The choice of which marble (or granite, limestone, etc) to use is generally an aesthetic matter although certain applications will raise the question as to which is stronger marble or granite, that is less prone to scratches or etching with regular use.
There can be some corners in a property where accidental hits may occur. Also things like heavy traffic in a commercial establishment or simply work applications that demand the strongest marble, natural or engineered stone.
Moh’s Scale of hardest stones
Mo’s scale was created in 1812 by German geologist Friedrich Mohs to compare the hardness of different minerals by the ability of each natural stone to visibly scratch another.
When the scale was created, Diamond was the hardest known mineral to scratch and to this day is at the top of the list.
Moh’s scale does indicate which is stronger marble or granite and to this day is the best known source to check the hardness of the different stones.
To make things interesting we are going to list the 10 hardest type of stones from weakest to strongest:
Talc is the weakest mineral of the list and is largely composed by magnesium and can easily get scratch with a fingernail or a knife. Its colours vary from white to green or grey.
Gypsum is mainly composed by calcium and has a translucent appearance it is pure form. Its is used as a fertilizer with a wide use on plastering applications. Alabaster, which is a variety of gypsum has been used over centuries to create statues and sculptures.
3) Calcite [marble, limestone)
Calcite is a carbonate mineral and transparent to opaque in its pure form and will dissolve in most forms of acids.
Calcite is made out of of sedimentary rocks. For example limestone is formed from the shells of dead marine organisms.
Since marbles and limestone are crystallized calcite these will etch with anything from a piece of lemon to certain household cleaning agents and foods such as coffee, tea and ketchup. This information will answer the question of which is stronger marble or granite.
Fluorite derives from the latin fluo (flow of water) and is a mineral made out of calcium fluoride.

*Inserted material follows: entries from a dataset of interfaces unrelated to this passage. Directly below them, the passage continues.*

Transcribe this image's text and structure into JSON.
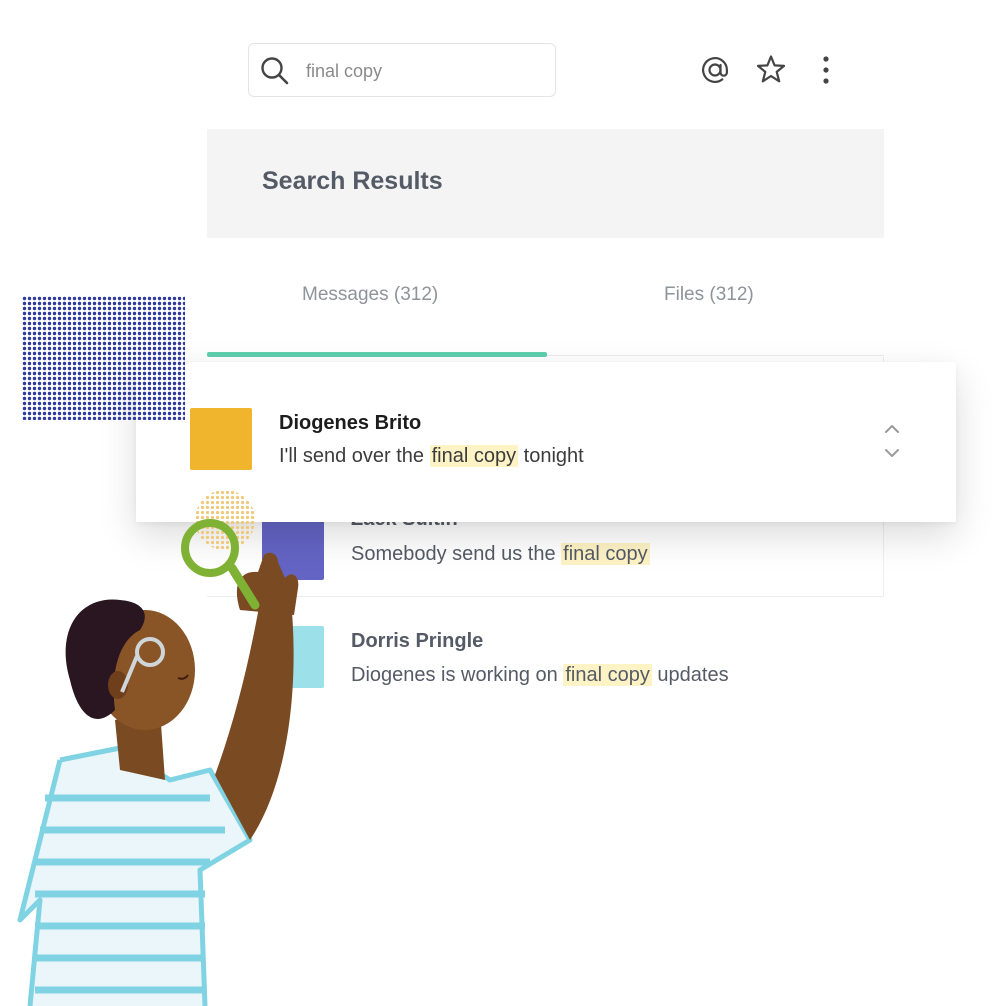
{
  "search": {
    "query": "final copy",
    "placeholder": "final copy"
  },
  "toolbar": {
    "icons": [
      "at-icon",
      "star-icon",
      "more-vertical-icon"
    ]
  },
  "results_header": {
    "title": "Search Results"
  },
  "tabs": [
    {
      "label": "Messages (312)",
      "active": true
    },
    {
      "label": "Files (312)",
      "active": false
    }
  ],
  "results": [
    {
      "sender": "Diogenes Brito",
      "avatar_color": "#f1b52d",
      "text_before": "I'll send over the ",
      "highlight": "final copy",
      "text_after": " tonight"
    },
    {
      "sender": "Zack Sultin",
      "avatar_color": "#6464c5",
      "text_before": "Somebody send us the ",
      "highlight": "final copy",
      "text_after": ""
    },
    {
      "sender": "Dorris Pringle",
      "avatar_color": "#9ce0ea",
      "text_before": "Diogenes is working on ",
      "highlight": "final copy",
      "text_after": " updates"
    }
  ],
  "colors": {
    "accent": "#5ecfae",
    "highlight": "#fdf3c5",
    "pattern": "#2e3a9e"
  }
}
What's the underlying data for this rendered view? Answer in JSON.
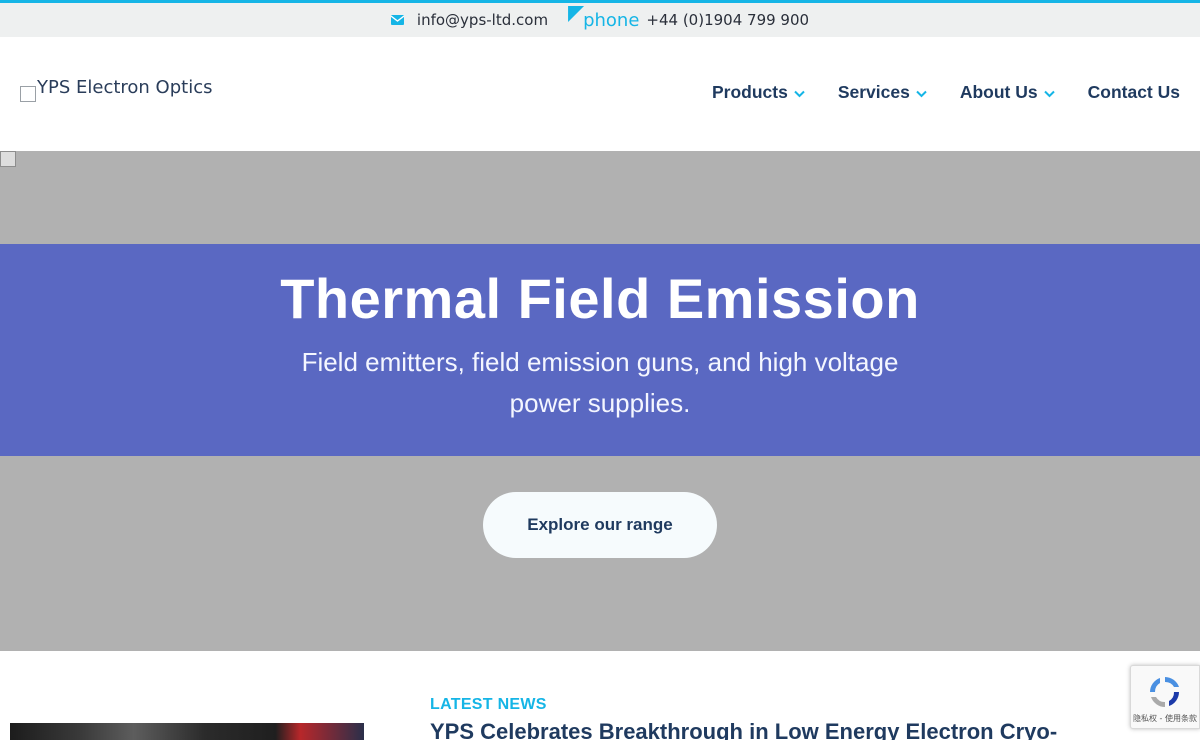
{
  "topbar": {
    "email": "info@yps-ltd.com",
    "phone_icon_alt": "phone",
    "phone": "+44 (0)1904 799 900",
    "accent_color": "#15b5e6"
  },
  "header": {
    "logo_alt": "YPS Electron Optics",
    "nav": [
      {
        "label": "Products",
        "has_dropdown": true
      },
      {
        "label": "Services",
        "has_dropdown": true
      },
      {
        "label": "About Us",
        "has_dropdown": true
      },
      {
        "label": "Contact Us",
        "has_dropdown": false
      }
    ]
  },
  "hero": {
    "title": "Thermal Field Emission",
    "subtitle": "Field emitters, field emission guns, and high voltage power supplies.",
    "cta_label": "Explore our range",
    "band_color": "#5a68c2"
  },
  "news": {
    "label": "LATEST NEWS",
    "title": "YPS Celebrates Breakthrough in Low Energy Electron Cryo-"
  },
  "recaptcha": {
    "terms": "隐私权 - 使用条款"
  }
}
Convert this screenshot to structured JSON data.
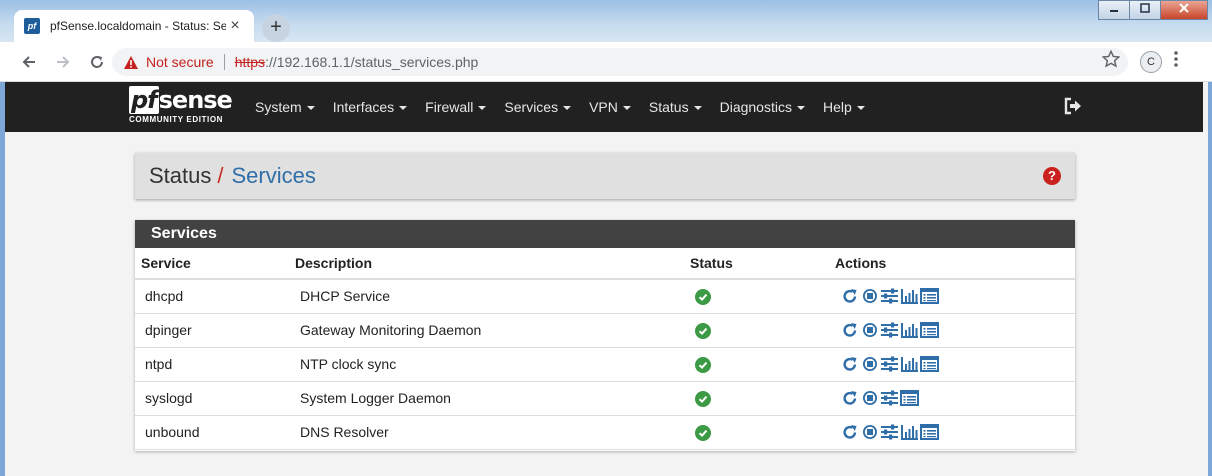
{
  "browser": {
    "tab_title": "pfSense.localdomain - Status: Se",
    "tab_favicon": "pf",
    "close_glyph": "×",
    "newtab_glyph": "+",
    "security_label": "Not secure",
    "url_scheme": "https",
    "url_rest": "://192.168.1.1/status_services.php",
    "profile_initial": "C"
  },
  "logo": {
    "main_a": "pf",
    "main_b": "sense",
    "sub": "COMMUNITY EDITION"
  },
  "menu": {
    "items": [
      {
        "label": "System"
      },
      {
        "label": "Interfaces"
      },
      {
        "label": "Firewall"
      },
      {
        "label": "Services"
      },
      {
        "label": "VPN"
      },
      {
        "label": "Status"
      },
      {
        "label": "Diagnostics"
      },
      {
        "label": "Help"
      }
    ]
  },
  "breadcrumb": {
    "parent": "Status",
    "separator": "/",
    "current": "Services",
    "help_glyph": "?"
  },
  "panel": {
    "title": "Services",
    "columns": {
      "service": "Service",
      "description": "Description",
      "status": "Status",
      "actions": "Actions"
    },
    "rows": [
      {
        "service": "dhcpd",
        "description": "DHCP Service",
        "status": "running",
        "has_graph": true
      },
      {
        "service": "dpinger",
        "description": "Gateway Monitoring Daemon",
        "status": "running",
        "has_graph": true
      },
      {
        "service": "ntpd",
        "description": "NTP clock sync",
        "status": "running",
        "has_graph": true
      },
      {
        "service": "syslogd",
        "description": "System Logger Daemon",
        "status": "running",
        "has_graph": false
      },
      {
        "service": "unbound",
        "description": "DNS Resolver",
        "status": "running",
        "has_graph": true
      }
    ]
  },
  "icons": {
    "back": "arrow-left-icon",
    "forward": "arrow-right-icon",
    "reload": "reload-icon",
    "warning": "warning-triangle-icon",
    "star": "star-icon",
    "kebab": "more-vert-icon",
    "logout": "sign-out-icon",
    "help": "question-circle-icon",
    "status_ok": "check-circle-icon",
    "restart": "restart-icon",
    "stop": "stop-icon",
    "settings": "sliders-icon",
    "graph": "bar-chart-icon",
    "logs": "list-alt-icon"
  },
  "colors": {
    "accent_blue": "#2f6ea8",
    "navbar": "#212121",
    "ok_green": "#3c9a45",
    "danger": "#c9211e"
  }
}
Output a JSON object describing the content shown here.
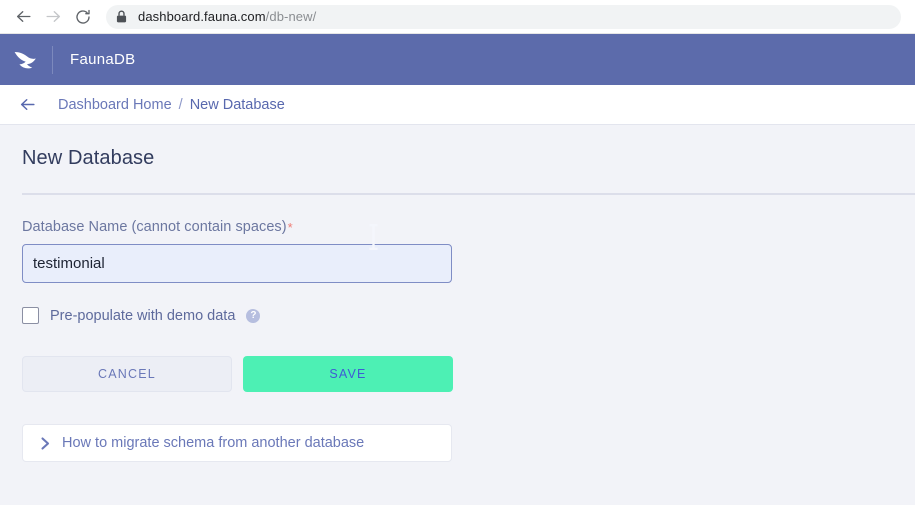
{
  "browser": {
    "back_icon": "arrow-left-icon",
    "forward_icon": "arrow-right-icon",
    "reload_icon": "reload-icon",
    "lock_icon": "lock-icon",
    "url_domain": "dashboard.fauna.com",
    "url_path": "/db-new/"
  },
  "app_header": {
    "logo_icon": "fauna-bird-logo",
    "brand": "FaunaDB",
    "background": "#5c6bab"
  },
  "breadcrumb": {
    "back_icon": "arrow-left-icon",
    "home": "Dashboard Home",
    "separator": "/",
    "current": "New Database"
  },
  "page": {
    "title": "New Database",
    "field": {
      "label": "Database Name (cannot contain spaces)",
      "required_marker": "*",
      "value": "testimonial",
      "placeholder": ""
    },
    "checkbox": {
      "label": "Pre-populate with demo data",
      "checked": false,
      "help_icon": "question-circle-icon",
      "help_glyph": "?"
    },
    "buttons": {
      "cancel": "CANCEL",
      "save": "SAVE"
    },
    "accordion": {
      "chevron_icon": "chevron-right-icon",
      "label": "How to migrate schema from another database"
    }
  },
  "colors": {
    "header_purple": "#5c6bab",
    "accent_link": "#6a78b8",
    "save_green": "#4df0b4",
    "save_text": "#3f5bd4",
    "required_red": "#ef7b74",
    "page_bg": "#f2f3f8",
    "input_bg": "#e9eefb",
    "input_border": "#7f8dc5"
  },
  "cursor": {
    "type": "text-ibeam-cursor"
  }
}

It is colorless in its pure form. Its different colours reflect impurities and the most common being purple, blue, yellow and green (above image).
Widely used of lapidary purposes as a semi precious ornament.
Apatite is a phosphate mineral and the main body in tooth enamel and bone mineral.
It is widely used as a fertilizer and sometimes as a gemstone varying from green to blue in colour.
6) Feldspar (granite, ceramics)
Feldspar is an abundant mineral that forms around 60% of the earth’s crust.
Feldspar crystallizes from magma (molten rock and gas) and is composed of a wide variety of minerals that characterize the different types of granites.
20 million tonnes of feldspar where produce in the last count (2010) mainly by 3 countries: China, Turkey and Italy.
Feldspar is the second element in ceramic products after clay and sought after due to its resilience to heat and scratching.
Quartz is the second most abundant mineral on earth after feldspar with many varieties and use ranging from gemstones to architectural applications such as kitchen worktops, bar counters and wall cladding.
The word ‘quartz’ comes from the German ‘quarz’ and in most ancient times from the Slavic ‘twrc'(hard).
There are many of varieties of quartz and most of their names arise from the colour given to a particular piece of the material: Rose quartz, Milky quartz, Smoky quartz, Jasper and Onyx amongst many others.
In the stone industry, engineered quartz is a composite material of between 93%-97% pure quartz crystals and a small part of additives such as resin, mirrors, shells and other components.
Pure Topaz is transparent and usually reflects the colours of other impurities.
Its most commonly known colours are blue-brown, reddish-orange, wine and pale green.
Since naturally occurring Topaz is fairly rare, the cost of this mineral is high compared to other stones.
9) Corundum (Rubi)
Corundum is made out of aluminum, titanium and chromium.
It is the second strongest mineral known to man and comes in different colours according to its impurities.
Conudrum comes from Sanskrit Kuruvinda, meaning ‘ruby’.
Rubi can scratch almost every other mineral and it is used as an abrasive in sandpaper to industrial machinery for wood and metals.
Diamond derives from the Greek ‘adámas’ meaning unbreakable and was most likely discovered in India around 6000 years ago.
Diamond is the hardest material with the most thermal conductivity known to man and can only be scratched by another Diamond.
Its unique properties make it a very popular material for industrial uses such as making diamond knives, electrical insulators and grinding tools.
Please contact a team member for more information to know which is stronger marble or granite via telephone 0203 0788912.